A good food partner we are excited to spotlight is Appalachian Sustainable Development (ASD). For 24 years, ASD has been committed to its mission to transition Appalachia to a more resilient economy and a healthier population by supporting local agriculture, exploring new economic opportunities and connecting people to healthy food. ASD began working in Tennessee and Virginia but has since expanded its service area to include West Virginia, Kentucky, and Ohio. In fact, NVA had the privilege to work with ASD as they developed the Central Appalachian Food Corridor.

ASD continues to be a leader in sustaining rural food systems, leveraging their resources to build the local economy. We caught up with Kathlyn Terry, Executive Director, to learn more about ASD’s current activities and how they are adapting to continue to meet the needs of the community.

The Food Hub

ASD established a food hub in 2000, Appalachian Harvest, to help local farmers transition from growing tobacco to fruits and vegetables by providing services that move their produce into local markets. It remains one of the longest running food hubs to date. To remain competitive, ASD invested in growing the food hub’s capacity to serve large wholesalers. By building a network of partners, ASD now distributes produce from Atlanta, GA to Landover, MD averaging around $3 million in sales annually (with $18 million in sales to date).

The food hub’s continued success stems from ASD’s ability to think holistically about how to compensate for the challenges rural farmers face. For instance, some farmers have limited access to aggregators or do not have the scale of product to work with them. Smaller, rural markets are costly to serve and ASD knew it needed to bring in urban dollars to sustain their fragile economy. Their answer was to create partnerships and key collaborations that would improve and build up the infrastructure needed to connect farmers to markets that otherwise would not be available to them.

Growth for the Future

Transportation is one of the largest limiting factors for small farmers. In Appalachia, farmers have the opportunity to grow a variety of crops throughout the year because of the differing microclimates in the mountains. Even with expanded growing seasons, there is very little infrastructure for distribution, specifically refrigerated storage and transport. For this reason many farmers opt to plant crops that are harvested at one time, such as pumpkins, and sold in bulk so that transportation is arranged only once. These crops are some of the lowest-priced, cutting into the farmer’s profits. ASD’s response has been to invest in improving the distribution system. With access to reliable transportation options, farmers can diversify their crops and plant them continuously. This not only increases their revenue, it improves their cash flow—plus, farmers can practice crop rotation which improves soil quality and reduces pest and disease issues.

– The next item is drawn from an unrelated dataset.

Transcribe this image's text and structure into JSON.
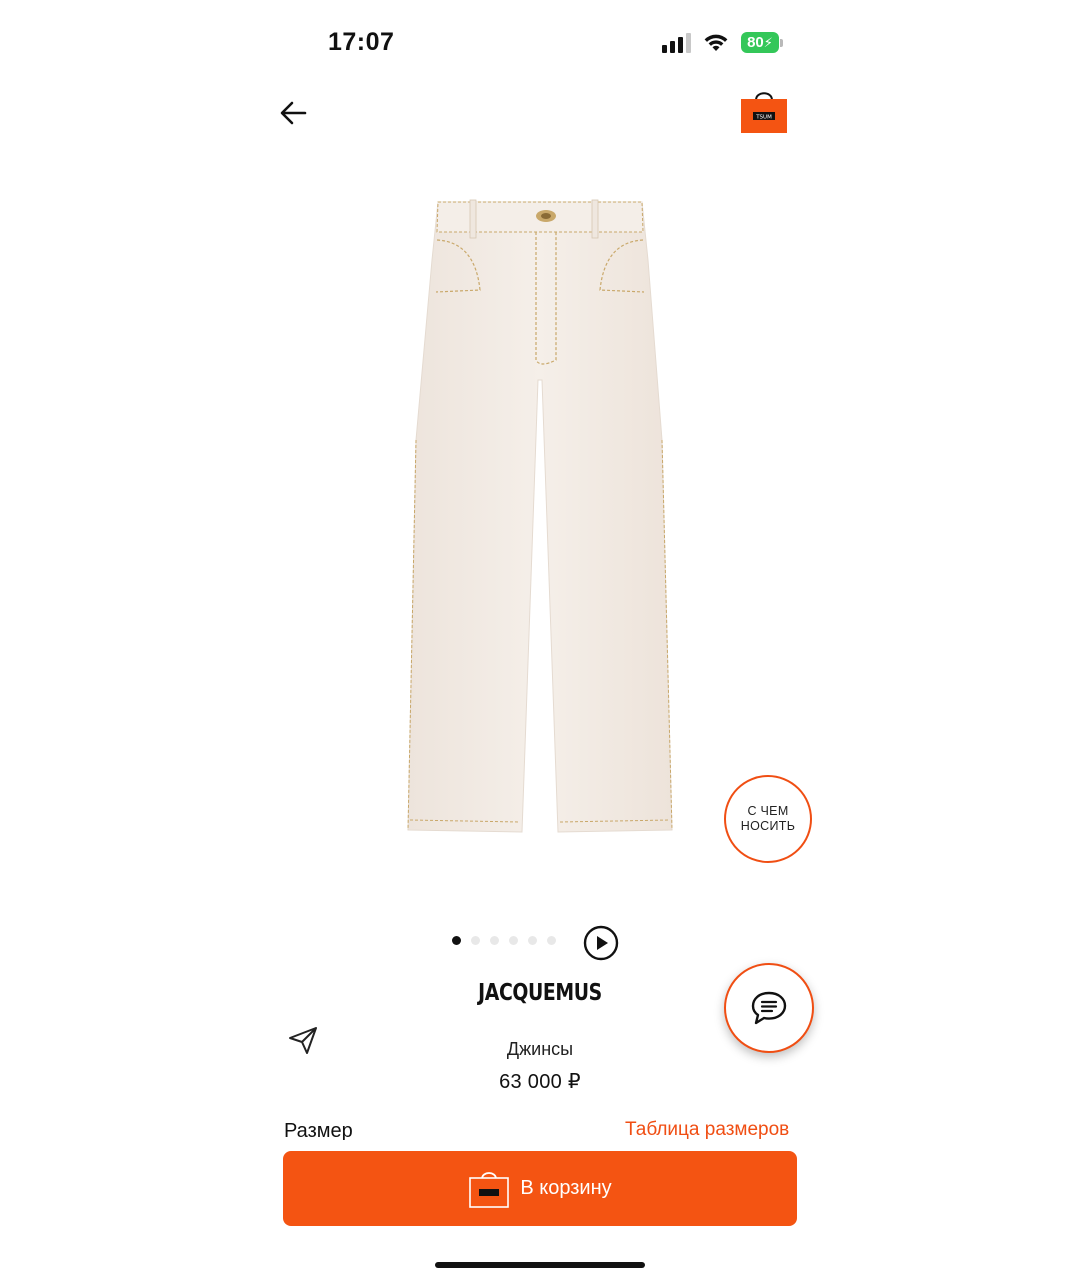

To create a long-term sustainable distribution process and expand the number of farmers they support, ASD is exploring options for cost sharing; for example, cost-shares for distribution. A major challenge across the industry is finding CDL operators; there are many unfilled job openings for drivers with a commercial driver license in the United States. Sharing distribution costs among producers on a larger scale would improve routing and margins.

Rural regions across the nation face similar barriers in growing local markets. ASD sees these experiments as examples of trucking and distribution systems that can help rural communities compete with urban dynamics. And this would apply to industries beyond food and agriculture. By sharing knowledge, rural markets can bolster each other.

In an area like Appalachia, Kathlyn believes better opportunities are contingent on the willingness of farmers, distributors, aggregators, investors, and others to collaborate. “Agriculture and food are so ripe for diversification,” she says. In an industry that can be competitive, there are opportunities for counties and regions to work together. Collectively, rural communities can be economic influencers.

For more information visit ASD’s website and learn how you can donate to support local farmers.

(Photo courtesy of ASD of the Appalachian Harvest Food Hub)